When they informed me of this, I found myself vigorously nodding my head. Of course I wanted kavanah to come out on top in this discussion! When people pray without feeling, it bothers me to no end. When somebody gives me a dirty look for drumming on a siddur or exhibiting some sort of physical connection to a service, my gut reaction is to drum their face with the siddur, although I generally find a way to restrain myself.

It turns out, many folks in liberal Jewish circles would agree with that sentiment. We look at a traditional Jew speeding his way through a service, barely pausing to take a breath, and we wonder how exactly there could be any thought happening at all, let alone thought that is in any way emotional or spiritual. I wondered this. A lot. So I decided to try it their way.

Starting the silent Amidah on a Friday night, I was poised. I was about to roll my way through these blessings as fast as I could, without pausing except to breathe occasionally. So I went for it. Gomeil-hasadim-tovim-vkoneh-hakol-vzocher-hasdei-avot-vimahot-umeivi…the words were practically on top of each other. I finished in only a couple minutes, and I sort of mindlessly dawdled for a little while as the rest of the room finished. I didn’t like this keva thing.

But then something funny happened. The next week, as I returned to my old way of davening, I realized that I was considerably more comfortable with the text. Where before I slowly stumbled my way through certain prayers whose Hebrew wording I was less familiar with, I didn’t have to pause as much. My prayer flowed more smoothly, and because I could spend less time worrying about the precise pronunciation of words, I was able to focus on my kavanah more fully.

Shockingly enough, my attempt at keva had actually paid off, and I repeated the process a number of times. What stunned me even more was that eventually this style felt as legitimate and meaningful as the one I had been utilizing before.

I should not have been stunned, and since then I have realized why. There shouldn’t be a kavanah vs. keva debate. They’re not opposites, and they both can play a vital role in prayer and in daily life. In Pirke Avot, the same text that criticized keva in prayer, the famous Rabbi Shammai paints it in a more positive light. He mentions the importance of making one’s Torah study keva, in this case meaning “steady” or “at regular intervals.” I have adopted that idea as part of my own life, through daily Torah, and that decision has fulfilled me in ways I would truly describe as life-changing.

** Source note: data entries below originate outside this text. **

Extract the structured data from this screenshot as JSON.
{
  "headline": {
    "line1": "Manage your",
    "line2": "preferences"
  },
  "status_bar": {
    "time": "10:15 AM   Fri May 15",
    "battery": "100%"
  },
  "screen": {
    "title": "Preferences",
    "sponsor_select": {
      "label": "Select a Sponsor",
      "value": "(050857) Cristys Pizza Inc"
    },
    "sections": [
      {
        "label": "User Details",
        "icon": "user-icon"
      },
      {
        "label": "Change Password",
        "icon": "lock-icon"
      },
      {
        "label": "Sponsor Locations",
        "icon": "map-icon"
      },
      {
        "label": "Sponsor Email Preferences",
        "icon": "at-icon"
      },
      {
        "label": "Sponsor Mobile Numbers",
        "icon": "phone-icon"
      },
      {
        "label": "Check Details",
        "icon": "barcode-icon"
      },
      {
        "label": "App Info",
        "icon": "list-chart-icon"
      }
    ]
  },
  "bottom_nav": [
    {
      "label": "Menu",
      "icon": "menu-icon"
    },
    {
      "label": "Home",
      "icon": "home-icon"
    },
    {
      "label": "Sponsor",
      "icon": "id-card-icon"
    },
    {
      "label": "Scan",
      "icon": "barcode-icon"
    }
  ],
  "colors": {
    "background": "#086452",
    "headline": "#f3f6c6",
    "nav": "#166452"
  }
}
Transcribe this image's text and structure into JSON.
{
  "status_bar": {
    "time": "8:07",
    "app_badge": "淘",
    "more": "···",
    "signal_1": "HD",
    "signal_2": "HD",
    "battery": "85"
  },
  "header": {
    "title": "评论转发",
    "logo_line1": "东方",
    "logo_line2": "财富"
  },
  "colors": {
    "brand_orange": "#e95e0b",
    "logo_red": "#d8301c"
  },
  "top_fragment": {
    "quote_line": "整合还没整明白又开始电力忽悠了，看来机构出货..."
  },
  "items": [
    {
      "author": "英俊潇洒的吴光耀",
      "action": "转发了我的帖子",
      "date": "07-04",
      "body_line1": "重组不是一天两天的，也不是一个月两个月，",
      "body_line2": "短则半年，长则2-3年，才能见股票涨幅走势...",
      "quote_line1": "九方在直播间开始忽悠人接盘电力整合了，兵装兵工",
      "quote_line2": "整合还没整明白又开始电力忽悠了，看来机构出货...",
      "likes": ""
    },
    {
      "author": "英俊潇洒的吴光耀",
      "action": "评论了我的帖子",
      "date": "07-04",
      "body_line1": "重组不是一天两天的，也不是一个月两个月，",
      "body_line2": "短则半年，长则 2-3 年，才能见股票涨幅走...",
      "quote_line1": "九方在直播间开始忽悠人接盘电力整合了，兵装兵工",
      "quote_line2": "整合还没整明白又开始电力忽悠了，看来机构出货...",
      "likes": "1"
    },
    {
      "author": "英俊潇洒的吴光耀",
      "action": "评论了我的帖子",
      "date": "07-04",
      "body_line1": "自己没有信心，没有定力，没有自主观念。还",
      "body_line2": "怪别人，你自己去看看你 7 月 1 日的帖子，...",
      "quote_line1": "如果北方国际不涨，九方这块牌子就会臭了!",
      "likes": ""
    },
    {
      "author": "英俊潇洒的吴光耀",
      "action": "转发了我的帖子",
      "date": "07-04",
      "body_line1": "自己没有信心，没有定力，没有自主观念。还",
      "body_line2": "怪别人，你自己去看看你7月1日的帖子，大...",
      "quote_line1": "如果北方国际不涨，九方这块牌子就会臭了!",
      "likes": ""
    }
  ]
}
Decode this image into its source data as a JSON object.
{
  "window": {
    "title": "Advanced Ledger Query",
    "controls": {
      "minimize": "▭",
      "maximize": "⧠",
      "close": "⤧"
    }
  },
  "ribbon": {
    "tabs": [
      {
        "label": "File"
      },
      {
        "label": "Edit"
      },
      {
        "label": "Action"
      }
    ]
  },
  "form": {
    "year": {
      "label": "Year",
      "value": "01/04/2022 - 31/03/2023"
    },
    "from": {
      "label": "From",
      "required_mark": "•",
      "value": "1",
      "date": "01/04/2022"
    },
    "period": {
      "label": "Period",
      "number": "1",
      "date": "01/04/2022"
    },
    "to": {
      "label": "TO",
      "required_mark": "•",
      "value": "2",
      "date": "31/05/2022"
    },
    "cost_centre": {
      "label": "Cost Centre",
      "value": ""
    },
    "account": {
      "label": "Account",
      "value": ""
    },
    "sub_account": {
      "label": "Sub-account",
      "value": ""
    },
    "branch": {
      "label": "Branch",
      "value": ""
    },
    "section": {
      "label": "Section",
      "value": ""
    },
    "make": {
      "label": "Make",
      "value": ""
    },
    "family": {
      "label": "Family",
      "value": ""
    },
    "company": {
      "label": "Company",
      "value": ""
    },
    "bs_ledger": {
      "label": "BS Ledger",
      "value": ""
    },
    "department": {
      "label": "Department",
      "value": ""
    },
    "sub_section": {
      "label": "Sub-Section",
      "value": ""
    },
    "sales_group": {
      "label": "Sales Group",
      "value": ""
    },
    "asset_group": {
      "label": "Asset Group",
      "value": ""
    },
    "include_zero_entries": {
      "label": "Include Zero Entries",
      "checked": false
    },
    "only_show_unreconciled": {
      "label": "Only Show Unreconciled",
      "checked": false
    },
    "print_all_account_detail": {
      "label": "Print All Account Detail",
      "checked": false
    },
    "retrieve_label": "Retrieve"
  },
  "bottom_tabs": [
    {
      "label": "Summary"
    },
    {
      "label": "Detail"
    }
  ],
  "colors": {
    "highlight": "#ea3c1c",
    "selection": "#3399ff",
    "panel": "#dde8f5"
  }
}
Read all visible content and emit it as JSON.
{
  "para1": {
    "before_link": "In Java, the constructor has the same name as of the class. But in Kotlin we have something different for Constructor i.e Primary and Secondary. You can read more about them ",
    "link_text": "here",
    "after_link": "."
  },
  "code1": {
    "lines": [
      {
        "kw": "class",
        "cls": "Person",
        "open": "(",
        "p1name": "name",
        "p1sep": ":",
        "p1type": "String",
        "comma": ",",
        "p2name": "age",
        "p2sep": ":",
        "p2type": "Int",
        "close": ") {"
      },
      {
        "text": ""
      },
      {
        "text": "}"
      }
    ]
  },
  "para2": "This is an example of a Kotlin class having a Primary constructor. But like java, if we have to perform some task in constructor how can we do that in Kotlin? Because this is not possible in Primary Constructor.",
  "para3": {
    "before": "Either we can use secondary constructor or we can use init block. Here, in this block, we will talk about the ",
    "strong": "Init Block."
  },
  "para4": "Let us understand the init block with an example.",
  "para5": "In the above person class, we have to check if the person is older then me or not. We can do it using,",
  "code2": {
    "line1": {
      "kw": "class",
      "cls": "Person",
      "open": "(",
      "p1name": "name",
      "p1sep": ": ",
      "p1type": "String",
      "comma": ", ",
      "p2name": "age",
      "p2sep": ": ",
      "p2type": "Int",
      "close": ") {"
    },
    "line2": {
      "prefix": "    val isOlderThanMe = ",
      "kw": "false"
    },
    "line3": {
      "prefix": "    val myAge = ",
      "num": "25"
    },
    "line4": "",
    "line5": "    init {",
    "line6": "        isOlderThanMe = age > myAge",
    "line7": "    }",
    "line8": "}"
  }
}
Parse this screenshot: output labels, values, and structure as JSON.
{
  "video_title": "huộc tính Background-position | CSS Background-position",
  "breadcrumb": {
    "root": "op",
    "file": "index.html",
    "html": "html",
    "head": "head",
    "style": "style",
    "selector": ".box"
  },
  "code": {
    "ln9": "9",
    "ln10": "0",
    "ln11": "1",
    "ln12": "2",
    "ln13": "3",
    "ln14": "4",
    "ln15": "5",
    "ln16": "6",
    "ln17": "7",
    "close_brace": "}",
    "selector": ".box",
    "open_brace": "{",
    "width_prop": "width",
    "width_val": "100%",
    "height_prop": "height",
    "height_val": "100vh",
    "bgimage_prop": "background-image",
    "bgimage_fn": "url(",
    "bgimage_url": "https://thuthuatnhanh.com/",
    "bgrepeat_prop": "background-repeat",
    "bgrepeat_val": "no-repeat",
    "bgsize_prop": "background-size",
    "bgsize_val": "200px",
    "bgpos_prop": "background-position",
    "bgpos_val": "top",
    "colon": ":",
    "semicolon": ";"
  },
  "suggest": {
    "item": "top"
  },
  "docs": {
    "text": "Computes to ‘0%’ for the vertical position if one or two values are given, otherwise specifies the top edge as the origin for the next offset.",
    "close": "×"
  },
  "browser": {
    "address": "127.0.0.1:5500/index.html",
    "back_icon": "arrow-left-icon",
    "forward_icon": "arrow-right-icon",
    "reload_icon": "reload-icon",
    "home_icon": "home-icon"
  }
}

I fell into a trap that many of us can fall into in life. I made an assumption about a practice I was unfamiliar with, and the assumption turned out to be unfair for a variety of reasons. We do a lot of assuming in the Jewish world, and it’s about time that we work to change that. Some traditional folks would probably describe Punk Torah as just another example of the dumbed-down Judaism that characterizes liberal denominations nowadays, and I, along with most of you reading this, would instantly react negatively to that sort of gross misrepresentation.

There are real debates in Judaism, make no mistake about it. Jews hold a vast array of opinions about everything from God and Torah to gay rights and the role of women. There is no need to implant artificial arguments like kavanah vs. keva on top of all of these when instead we could learn something from each other. Do me a favor. Next time you daven, find a prayer style completely different than what you are used to, and give it a shot. That small decision really can have a lasting impact on your spiritual life.

Written by Lex Rofes.

  • http://www.peelapom.com ketzirah

    I think balance of kavanah and keva is what’s called for. Most of us aren’t really cut out for experimenting every time we pray. A fixed practice that is filled with kavanah and intentional exploration can be truly fulfilling. I guess I’m basically saying that I agree with you, and it’s an important discussion to have.

  • punktorah

    The biggest thing for me is recognizing the basic principals of Jewish prayer (twice a day, in a group setting, and as a lamentation). Otherwise, I’m pretty open to anything.